Jones will succeed Graydon Carter, Vanity Fair’s former editor-in-chief, who announced he would be stepping down from his role in December after 25 years. Jones’s appointment to the role was spearheaded in part by New Yorker editor David Remnick, who “championed” Jones for the position. She has inherited a legacy that feels very specific to Carter’s interests—most notably the inner workings of the royals and the minutiae of WASP culture, Hollywood, and politics—but Jones will surely make it her own.

Prior to her work at the Times, Jones was deputy managing editor of Time and is most known for her overhaul of the magazine’s Time 100 end-of-year package, changing it to its current iteration, “an eclectic mix of celebrities and unheralded visionaries.”

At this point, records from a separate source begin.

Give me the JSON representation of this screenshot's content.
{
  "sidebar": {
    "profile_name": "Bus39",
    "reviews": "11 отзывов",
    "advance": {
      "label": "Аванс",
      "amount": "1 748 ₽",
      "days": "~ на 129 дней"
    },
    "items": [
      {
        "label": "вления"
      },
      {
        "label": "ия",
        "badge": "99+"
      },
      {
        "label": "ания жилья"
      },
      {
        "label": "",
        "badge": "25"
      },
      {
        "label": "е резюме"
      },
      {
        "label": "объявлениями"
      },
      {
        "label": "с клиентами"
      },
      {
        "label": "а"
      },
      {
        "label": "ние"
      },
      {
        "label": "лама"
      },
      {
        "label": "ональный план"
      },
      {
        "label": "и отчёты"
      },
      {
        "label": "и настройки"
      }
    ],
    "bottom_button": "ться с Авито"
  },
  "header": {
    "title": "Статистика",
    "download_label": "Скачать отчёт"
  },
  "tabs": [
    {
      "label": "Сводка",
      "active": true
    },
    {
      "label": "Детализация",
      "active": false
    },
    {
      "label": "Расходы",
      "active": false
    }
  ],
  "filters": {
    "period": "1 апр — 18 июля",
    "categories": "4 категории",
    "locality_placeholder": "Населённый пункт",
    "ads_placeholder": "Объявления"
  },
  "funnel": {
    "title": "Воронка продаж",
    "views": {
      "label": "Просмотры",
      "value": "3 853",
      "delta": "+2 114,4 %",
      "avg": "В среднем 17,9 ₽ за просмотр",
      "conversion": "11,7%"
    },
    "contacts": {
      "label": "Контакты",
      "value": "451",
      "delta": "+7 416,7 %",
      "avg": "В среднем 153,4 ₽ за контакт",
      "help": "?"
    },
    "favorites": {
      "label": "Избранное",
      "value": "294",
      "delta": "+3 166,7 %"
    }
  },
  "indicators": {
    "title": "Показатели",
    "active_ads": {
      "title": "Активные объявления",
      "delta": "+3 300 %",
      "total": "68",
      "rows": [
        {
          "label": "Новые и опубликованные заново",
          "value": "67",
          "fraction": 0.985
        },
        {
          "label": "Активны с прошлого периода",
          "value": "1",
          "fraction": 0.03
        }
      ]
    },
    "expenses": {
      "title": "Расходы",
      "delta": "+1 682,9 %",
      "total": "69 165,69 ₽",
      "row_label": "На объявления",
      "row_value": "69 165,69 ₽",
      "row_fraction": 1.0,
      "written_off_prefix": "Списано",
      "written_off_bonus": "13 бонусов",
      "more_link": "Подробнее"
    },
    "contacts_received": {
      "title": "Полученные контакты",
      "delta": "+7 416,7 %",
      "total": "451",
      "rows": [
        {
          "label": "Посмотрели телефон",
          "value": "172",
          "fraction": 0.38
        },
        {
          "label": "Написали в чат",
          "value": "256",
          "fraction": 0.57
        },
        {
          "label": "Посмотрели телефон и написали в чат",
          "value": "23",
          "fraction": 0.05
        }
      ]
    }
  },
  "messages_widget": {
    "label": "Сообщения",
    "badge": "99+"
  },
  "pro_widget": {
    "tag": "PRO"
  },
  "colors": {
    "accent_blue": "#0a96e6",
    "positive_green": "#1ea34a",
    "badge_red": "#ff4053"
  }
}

Of the choice to select Jones over any of the other shinier, flashier names bandied about, Steven O. Newhouse, an executive at Advance Publications, which owns Condé Nast provided a a solid endorsement for someone willing and capable of doing the work. “We didn’t need a name for the sake of a name or a celebrity,” he said to the Times. “We really wanted someone who could do the job and be a worthy successor to Graydon, and I think we found someone.”